• Task directions: Tally the lines below that include the string "search". Reply with the total only.

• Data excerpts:
○ ○ ○ ○ ○

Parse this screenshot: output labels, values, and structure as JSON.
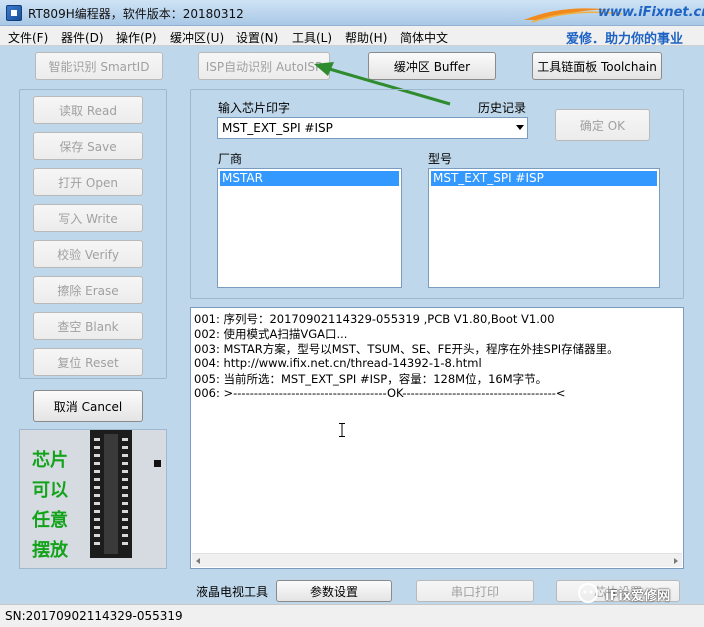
{
  "window": {
    "title": "RT809H编程器，软件版本：20180312",
    "brand": "www.iFixnet.cn"
  },
  "menu": {
    "items": [
      "文件(F)",
      "器件(D)",
      "操作(P)",
      "缓冲区(U)",
      "设置(N)",
      "工具(L)",
      "帮助(H)",
      "简体中文"
    ],
    "slogan": "爱修．助力你的事业"
  },
  "toolbar": {
    "smart_id": "智能识别 SmartID",
    "isp_auto": "ISP自动识别 AutoISP",
    "buffer": "缓冲区 Buffer",
    "toolchain": "工具链面板 Toolchain"
  },
  "left_buttons": {
    "read": "读取 Read",
    "save": "保存 Save",
    "open": "打开 Open",
    "write": "写入 Write",
    "verify": "校验 Verify",
    "erase": "擦除 Erase",
    "blank": "查空 Blank",
    "reset": "复位 Reset",
    "cancel": "取消 Cancel"
  },
  "chip_select": {
    "input_label": "输入芯片印字",
    "history_label": "历史记录",
    "value": "MST_EXT_SPI #ISP",
    "confirm": "确定 OK",
    "vendor_label": "厂商",
    "vendor_selected": "MSTAR",
    "model_label": "型号",
    "model_selected": "MST_EXT_SPI #ISP"
  },
  "log": {
    "lines": [
      "001:  序列号：20170902114329-055319  ,PCB V1.80,Boot V1.00",
      "002:  使用模式A扫描VGA口...",
      "003:  MSTAR方案，型号以MST、TSUM、SE、FE开头，程序在外挂SPI存储器里。",
      "004:  http://www.ifix.net.cn/thread-14392-1-8.html",
      "005:  当前所选：MST_EXT_SPI #ISP，容量：128M位，16M字节。",
      "006:  >-------------------------------------OK-------------------------------------<"
    ]
  },
  "chip_picture": {
    "lines": [
      "芯片",
      "可以",
      "任意",
      "摆放"
    ]
  },
  "bottom": {
    "tv_tools_label": "液晶电视工具",
    "params": "参数设置",
    "serial_print": "串口打印",
    "partial": "芯片设置"
  },
  "status": {
    "serial": "SN:20170902114329-055319"
  },
  "watermark": {
    "text": "iFix爱修网"
  }
}
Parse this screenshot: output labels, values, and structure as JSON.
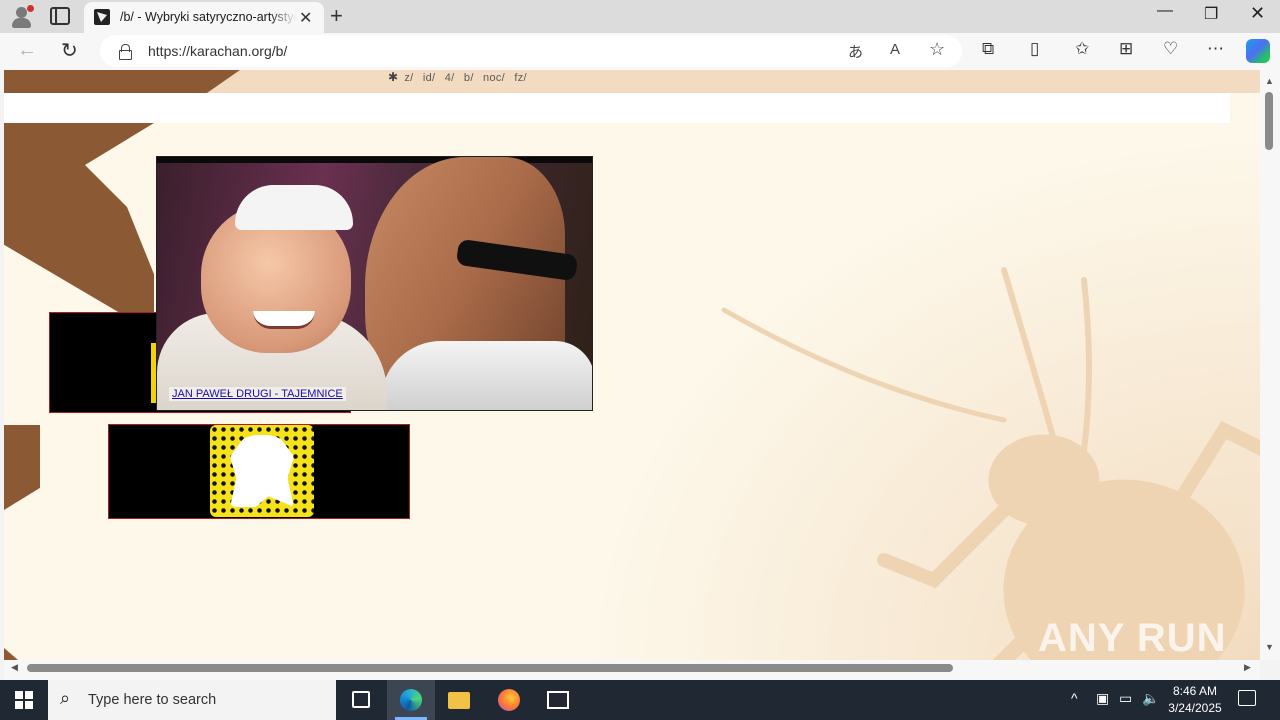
{
  "browser": {
    "tab_title": "/b/ - Wybryki satyryczno-artystyczne",
    "url": "https://karachan.org/b/",
    "new_tab": "+",
    "close_tab": "✕"
  },
  "board_nav": {
    "items": [
      "z/",
      "id/",
      "4/",
      "b/",
      "noc/",
      "fz/"
    ]
  },
  "banner": {
    "caption": "JAN PAWEŁ DRUGI - TAJEMNICE"
  },
  "watermark": "ANY RUN",
  "taskbar": {
    "search_placeholder": "Type here to search",
    "time": "8:46 AM",
    "date": "3/24/2025"
  },
  "colors": {
    "accent_brown": "#8b5a34",
    "background": "#fdf7e8",
    "link": "#1a0dab"
  },
  "icons": [
    "profile-icon",
    "tabs-icon",
    "back-icon",
    "reload-icon",
    "lock-icon",
    "translate-icon",
    "read-aloud-icon",
    "favorite-star-icon",
    "extensions-icon",
    "split-screen-icon",
    "favorites-icon",
    "collections-icon",
    "browser-essentials-icon",
    "more-icon",
    "copilot-icon",
    "windows-start-icon",
    "search-icon",
    "task-view-icon",
    "edge-icon",
    "file-explorer-icon",
    "firefox-icon",
    "terminal-icon"
  ]
}
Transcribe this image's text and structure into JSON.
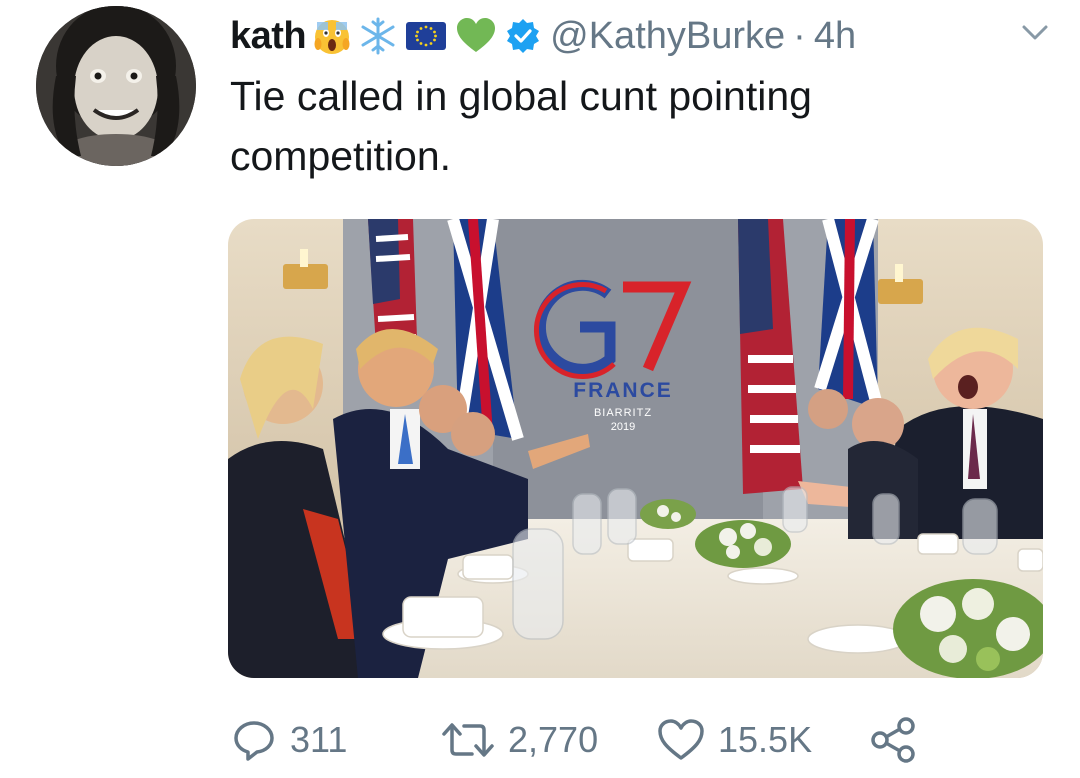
{
  "author": {
    "display_name": "kath",
    "emoji": [
      "scream-emoji",
      "snowflake-emoji",
      "eu-flag-emoji",
      "green-heart-emoji"
    ],
    "verified": true,
    "handle": "@KathyBurke",
    "separator": "·",
    "time": "4h"
  },
  "tweet": {
    "text": "Tie called in global cunt pointing competition."
  },
  "media": {
    "backdrop": {
      "logo": "G7",
      "country": "FRANCE",
      "city": "BIARRITZ",
      "year": "2019"
    }
  },
  "actions": {
    "reply_count": "311",
    "retweet_count": "2,770",
    "like_count": "15.5K"
  },
  "colors": {
    "text": "#14171a",
    "secondary": "#657786",
    "verified": "#1da1f2"
  }
}
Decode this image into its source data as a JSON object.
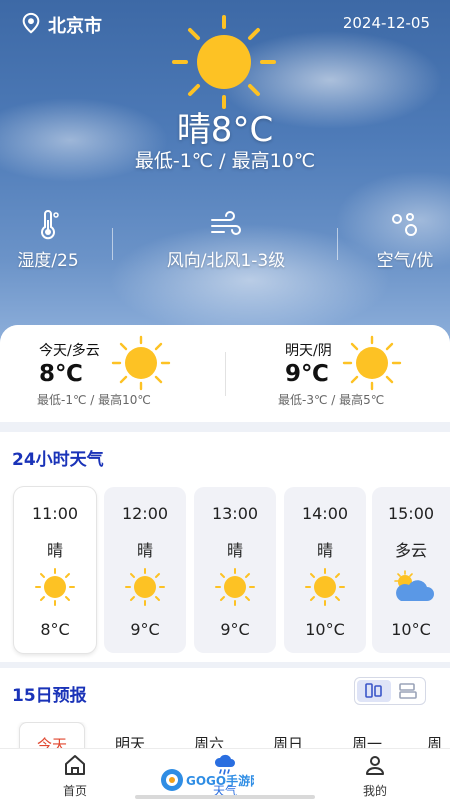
{
  "header": {
    "city": "北京市",
    "date": "2024-12-05",
    "location_icon": "map-pin-icon"
  },
  "current": {
    "temp_text": "晴8°C",
    "range_text": "最低-1℃ / 最高10℃",
    "icon": "sun-icon"
  },
  "stats": [
    {
      "icon": "thermometer-icon",
      "label": "湿度/25"
    },
    {
      "icon": "wind-icon",
      "label": "风向/北风1-3级"
    },
    {
      "icon": "air-quality-icon",
      "label": "空气/优"
    }
  ],
  "summary": {
    "today": {
      "title": "今天/多云",
      "temp": "8℃",
      "range": "最低-1℃ / 最高10℃",
      "icon": "sun-icon"
    },
    "tomorrow": {
      "title": "明天/阴",
      "temp": "9℃",
      "range": "最低-3℃ / 最高5℃",
      "icon": "sun-icon"
    }
  },
  "hourly": {
    "title": "24小时天气",
    "items": [
      {
        "time": "11:00",
        "cond": "晴",
        "temp": "8°C",
        "icon": "sun-icon"
      },
      {
        "time": "12:00",
        "cond": "晴",
        "temp": "9°C",
        "icon": "sun-icon"
      },
      {
        "time": "13:00",
        "cond": "晴",
        "temp": "9°C",
        "icon": "sun-icon"
      },
      {
        "time": "14:00",
        "cond": "晴",
        "temp": "10°C",
        "icon": "sun-icon"
      },
      {
        "time": "15:00",
        "cond": "多云",
        "temp": "10°C",
        "icon": "partly-cloudy-icon"
      }
    ]
  },
  "forecast": {
    "title": "15日预报",
    "view_icons": [
      "chart-view-icon",
      "list-view-icon"
    ],
    "tabs": [
      "今天",
      "明天",
      "周六",
      "周日",
      "周一",
      "周"
    ]
  },
  "nav": {
    "items": [
      {
        "label": "首页",
        "icon": "home-icon"
      },
      {
        "label": "天气",
        "icon": "cloud-rain-icon"
      },
      {
        "label": "我的",
        "icon": "user-icon"
      }
    ]
  },
  "watermark": {
    "text": "GOGO手游网"
  },
  "colors": {
    "sun": "#FDC224",
    "accent_blue": "#1A33B8",
    "active_tab": "#E0472F"
  }
}
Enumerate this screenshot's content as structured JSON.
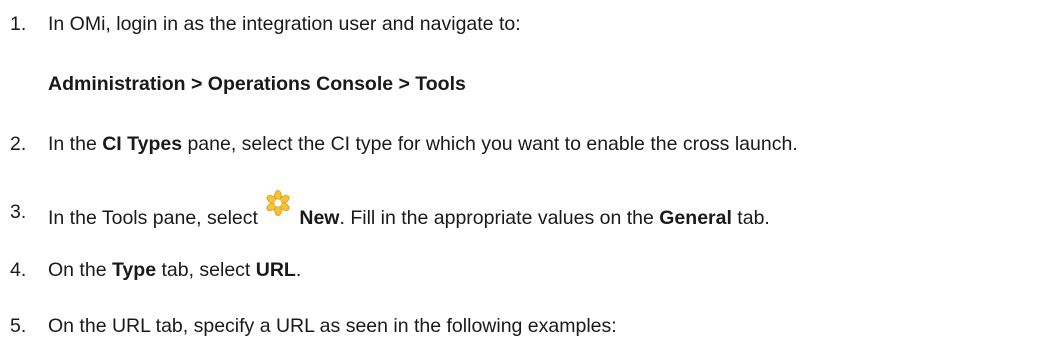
{
  "steps": [
    {
      "number": "1.",
      "text_a": "In OMi, login in as the integration user and navigate to:",
      "path": "Administration > Operations Console > Tools"
    },
    {
      "number": "2.",
      "text_a": "In the ",
      "bold_a": "CI Types",
      "text_b": " pane, select the CI type for which you want to enable the cross launch."
    },
    {
      "number": "3.",
      "text_a": "In the Tools pane, select ",
      "icon": "new-star-icon",
      "bold_a": "New",
      "text_b": ". Fill in the appropriate values on the ",
      "bold_b": "General",
      "text_c": " tab."
    },
    {
      "number": "4.",
      "text_a": "On the ",
      "bold_a": "Type",
      "text_b": " tab, select ",
      "bold_b": "URL",
      "text_c": "."
    },
    {
      "number": "5.",
      "text_a": "On the URL tab, specify a URL as seen in the following examples:"
    }
  ],
  "colors": {
    "text": "#1a1a1a",
    "icon_fill": "#f6c23a",
    "icon_center": "#ffffff"
  }
}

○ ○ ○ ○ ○

• Answer box: 2